Lucy and Peter’s Story
When Lucy was diagnosed with pancreatitis, she struggled to understand what was happening. Nobody could predict that it would strike her family again in such a devastating way.
Tell us about you
“I’m Lucy, I’m 39 years old working in merchandising in retail, which involves a lot of travelling outside of the country. Today, I’m going to be sharing my own pancreatitis story, and my father-in-law, Peter’s, too.”
When did you first experience symptoms, Lucy?
“It was in 2018 and I was 33 years old, due to get married to Tom in just five weeks. I’d spent a couple of days with horrible stomach pain that I couldn’t shift. I couldn’t sleep or get comfortable. Work sent me home, where the pain was worsened so I called 111 who advised me to go to hospital. At hospital, they said I had a kidney infection so I was sent home with antibiotics.

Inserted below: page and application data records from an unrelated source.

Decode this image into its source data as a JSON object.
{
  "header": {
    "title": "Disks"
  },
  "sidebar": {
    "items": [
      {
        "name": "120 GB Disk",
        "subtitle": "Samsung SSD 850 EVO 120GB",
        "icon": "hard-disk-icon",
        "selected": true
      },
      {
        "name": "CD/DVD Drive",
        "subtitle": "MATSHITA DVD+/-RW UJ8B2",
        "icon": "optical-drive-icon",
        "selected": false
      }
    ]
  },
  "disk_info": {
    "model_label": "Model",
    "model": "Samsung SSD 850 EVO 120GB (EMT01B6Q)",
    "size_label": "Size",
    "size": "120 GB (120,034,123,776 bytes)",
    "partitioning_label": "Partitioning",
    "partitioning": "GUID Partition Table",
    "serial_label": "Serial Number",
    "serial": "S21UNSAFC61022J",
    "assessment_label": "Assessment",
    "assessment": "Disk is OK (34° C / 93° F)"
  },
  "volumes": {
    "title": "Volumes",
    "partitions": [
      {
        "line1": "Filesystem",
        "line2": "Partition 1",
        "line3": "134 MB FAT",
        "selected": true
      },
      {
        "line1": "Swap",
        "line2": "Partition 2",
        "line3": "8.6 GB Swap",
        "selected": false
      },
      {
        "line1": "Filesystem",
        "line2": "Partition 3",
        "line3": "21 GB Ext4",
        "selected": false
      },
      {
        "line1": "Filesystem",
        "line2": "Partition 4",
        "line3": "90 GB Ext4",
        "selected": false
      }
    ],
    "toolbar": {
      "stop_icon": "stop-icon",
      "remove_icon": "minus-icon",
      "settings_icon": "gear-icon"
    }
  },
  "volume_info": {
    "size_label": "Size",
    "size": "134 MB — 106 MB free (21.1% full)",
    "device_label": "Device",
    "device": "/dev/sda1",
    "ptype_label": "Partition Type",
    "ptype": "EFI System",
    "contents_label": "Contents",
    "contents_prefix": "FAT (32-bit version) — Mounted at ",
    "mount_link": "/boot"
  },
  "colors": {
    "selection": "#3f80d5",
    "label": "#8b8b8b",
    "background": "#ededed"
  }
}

The following day, I had to travel back to where my parents live in Torquay for my bridal hair and makeup trial and I cried the whole way back on the train. When I got there, Mum thought I was in labour as I was now on my hands and knees in agony. My parents drove me back to London and at this point, my doctor called me. “We’ve had your blood test results, and there’s something concerning. Would you like me to phone you an ambulance or would you like to go to hospital yourself?”
I was diagnosed with acute pancreatitis in hospital, where I spent almost two weeks. It was emotional as I was panicking about making the wedding. I found that the staff didn’t really know what to do with me, and were offering me food that I don’t think they should’ve. No one actually sat me down and explained what had happened. They never find a cause for the pancreatitis, and never found gallstones.“
Did you make the wedding?
“Tom and I got married and it was the loveliest day. I’d lost two stone so my wedding dress had to be taken in by three dress sizes, but I didn’t care what I looked like at that point. I had a new perspective on what mattered and what didn’t.”
Why did Pete experience pancreatitis?
“Pete was the best father-in-law you could get. Pete was very active, always swimming and walking. He was married to Kate, with four children; Tom, Lucy, Georgia and Bella.
On a Wednesday evening in 2022, Pete enjoyed watching one of his daughters play violin in the Opera, but on the Thursday he was complaining he felt sick. On Friday he collapsed at home where he was with Kate. The ambulance arrived and were immediately worried about him, so sent him to a specialist centre for pancreatitis.
He was diagnosed with severe acute necrotising pancreatitis, so his pancreatic tissue was dying. Tom and I went to go and visit him on the Saturday morning, and when we arrived, his bed was empty and his belongings were on the floor outside his room. We panicked and the colour drained from Tom’s face. We were told he’d been taken to intensive care.“
Talk us through Pete’s time in intensive care
“In intensive care, Pete was conscious but he had ICU delirium. This was so hard for Tom to see his dad so distressed. Eventually, they put Pete into an induced coma to take the pressure off his other organs and give him a chance to fight the pancreatitis.
Pete just wasn’t getting better. He had pseudocysts (collections of fluid) on his pancreas, his organs were failing, first his heart and then his liver. It was hard on us all to watch. He made it through his daughters’ birthday, and the next day we were told there’s nothing more they could do. So we sat with him, listening to music and talking to him. The hospital had done everything they could. Just seven days after he enjoyed a day out at the opera, Pete died aged just 69 years old. In just six weeks, he would’ve celebrated his 50th wedding anniversary with Kate.
Pete had this gift of making you feel welcomed and special. He was positive, stoic and kind. There is a big gaping hole in our lives where Pete once was. He’d had such an incredible life, so he had so many stories to tell. We all miss hearing him tell them.“
Why are you sharing this story today?
“Our family has experienced pancreatitis twice now. Our family is living proof that you can fully recover from an acute pancreatitis attack and live a full life. But we’re also living proof of how deadly pancreatitis can be. How can it be that in today’s world, the only treatment for Pete was putting him in a coma to ease the pressure on his other organs? How is there no treatment for this condition?
Pete wanted to help people, and he’d want his story to be told. When he died we also raised almost £2,000 for Guts UK in his memory, keeping his legacy alive. Pete would be telling his story much more eloquently than I am, and it would be guaranteed that you’d laugh, cry and cheer. Pete lived life to the full, and although his life was cut too short, he certainly packed a lot in there.“
There is no effective treatment for pancreatitis. There is no cure.
Guts UK is dedicated to finding an effective treatment, a cure for this misunderstood and underfunded condition. We are building a community affected by pancreatitis, comforted in knowing they’re not alone.